    F. Coeuret and R. Storck, ‘Elements de Genie Electrochimique’, ‘Technique et Documentation’, Lavoisier, Paris (1984) pp. 365–380.Google Scholar
  7. [7]
    L. Spyer,Tetrahedr. Lett. 37 (1966) 4493.Google Scholar
  8. [8]
    T. L. Ho,Synthesis (1973) 347.Google Scholar
  9. [9]
    J. R. Long,Aldrichim. Acta 18 (1985) 87.Google Scholar
  10. [10]
    N. Ibl, K. Kramer, L. Ponto and P. Robertson,AIChE Symp. Ser. 75 (1979) 45.Google Scholar
  11. [11]
    K. Oehr, US Pat. 4,313,804 (1982).Google Scholar
  12. [12]
    Idem K. Oehr, Can. Pat. 1,132,996 (1982).Google Scholar
  13. [13]
    T. Komatsu, S. Kamakura, H. Katsuihiko and T. Sumino, US Pat. 4 530 745 (July, 23, 1985).Google Scholar
  14. [14]
    R. A. C. Rennie, Can. Pat. 899, 856 (1972).Google Scholar
  15. [15]
    ‘Vogel's Textbook of Quantitative Inorganic Analysis’, 4th Ed, Longman, New York (1978) p. 368.Google Scholar
  16. [16]
    O. Aranjo, MS Thesis, Univ. Illinois Urbana-Champaign (1985).Google Scholar
  17. [17]
    ‘Solubilities of Inorganic and Organic Compounds’, Vol. 3 (Edited by H. L. Silcock) Pergamon, New York (1979) p. 499.Google Scholar
  18. [18]
    L. B. Zinner,An. Assoc. Bras. Quim. 30 (1979) 27.Google Scholar
  19. [19]
    R. Kreh, R. Spotnitz and J. Lundquist,Tetrahedr. Lett. 28 (1987) 1067.Google Scholar
  20. [20]
    G. Scharfe and J. Grelig, US Pat. 3,870,730 (1975)Google Scholar

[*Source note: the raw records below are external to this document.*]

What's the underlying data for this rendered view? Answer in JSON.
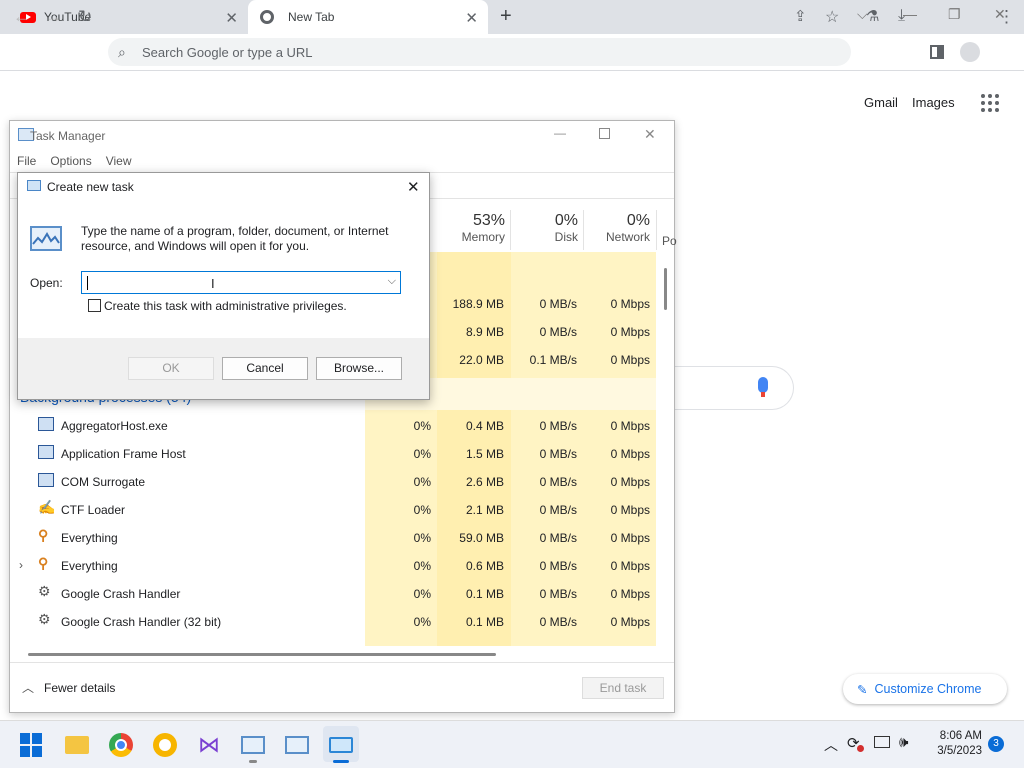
{
  "browser": {
    "tabs": [
      {
        "title": "YouTube",
        "active": false
      },
      {
        "title": "New Tab",
        "active": true
      }
    ],
    "omnibox_placeholder": "Search Google or type a URL",
    "icons": [
      "back-icon",
      "forward-icon",
      "reload-icon",
      "search-icon",
      "share-icon",
      "star-icon",
      "labs-icon",
      "download-icon",
      "sidebar-icon",
      "profile-icon",
      "menu-icon"
    ]
  },
  "google_page": {
    "gmail": "Gmail",
    "images": "Images",
    "customize": "Customize Chrome"
  },
  "task_manager": {
    "title": "Task Manager",
    "menu": [
      "File",
      "Options",
      "View"
    ],
    "columns": [
      {
        "pct": "53%",
        "label": "Memory"
      },
      {
        "pct": "0%",
        "label": "Disk"
      },
      {
        "pct": "0%",
        "label": "Network"
      },
      {
        "pct": "",
        "label": "Po"
      }
    ],
    "apps_rows": [
      {
        "memory": "188.9 MB",
        "disk": "0 MB/s",
        "network": "0 Mbps"
      },
      {
        "memory": "8.9 MB",
        "disk": "0 MB/s",
        "network": "0 Mbps"
      },
      {
        "memory": "22.0 MB",
        "disk": "0.1 MB/s",
        "network": "0 Mbps"
      }
    ],
    "background_header": "Background processes (54)",
    "processes": [
      {
        "name": "AggregatorHost.exe",
        "cpu": "0%",
        "memory": "0.4 MB",
        "disk": "0 MB/s",
        "network": "0 Mbps",
        "icon": "window-icon"
      },
      {
        "name": "Application Frame Host",
        "cpu": "0%",
        "memory": "1.5 MB",
        "disk": "0 MB/s",
        "network": "0 Mbps",
        "icon": "window-icon"
      },
      {
        "name": "COM Surrogate",
        "cpu": "0%",
        "memory": "2.6 MB",
        "disk": "0 MB/s",
        "network": "0 Mbps",
        "icon": "window-icon"
      },
      {
        "name": "CTF Loader",
        "cpu": "0%",
        "memory": "2.1 MB",
        "disk": "0 MB/s",
        "network": "0 Mbps",
        "icon": "pen-icon"
      },
      {
        "name": "Everything",
        "cpu": "0%",
        "memory": "59.0 MB",
        "disk": "0 MB/s",
        "network": "0 Mbps",
        "icon": "magnifier-icon"
      },
      {
        "name": "Everything",
        "cpu": "0%",
        "memory": "0.6 MB",
        "disk": "0 MB/s",
        "network": "0 Mbps",
        "icon": "magnifier-icon"
      },
      {
        "name": "Google Crash Handler",
        "cpu": "0%",
        "memory": "0.1 MB",
        "disk": "0 MB/s",
        "network": "0 Mbps",
        "icon": "crash-icon"
      },
      {
        "name": "Google Crash Handler (32 bit)",
        "cpu": "0%",
        "memory": "0.1 MB",
        "disk": "0 MB/s",
        "network": "0 Mbps",
        "icon": "crash-icon"
      }
    ],
    "fewer_details": "Fewer details",
    "end_task": "End task"
  },
  "dialog": {
    "title": "Create new task",
    "description": "Type the name of a program, folder, document, or Internet resource, and Windows will open it for you.",
    "open_label": "Open:",
    "open_value": "",
    "admin_label": "Create this task with administrative privileges.",
    "ok": "OK",
    "cancel": "Cancel",
    "browse": "Browse..."
  },
  "taskbar": {
    "time": "8:06 AM",
    "date": "3/5/2023",
    "notifications": "3"
  }
}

Copyright information

© Chapman and Hall Ltd. 1990

Authors and Affiliations

  • R. M. Spotnitz
    • 1
  • R. P. Kreh
    • 1
  • J. T. Lundquist
    • 1
  • P. J. Press
    • 1
  1. 1.W. R. Grace & CompanyColumbiaUSA

Personalised recommendations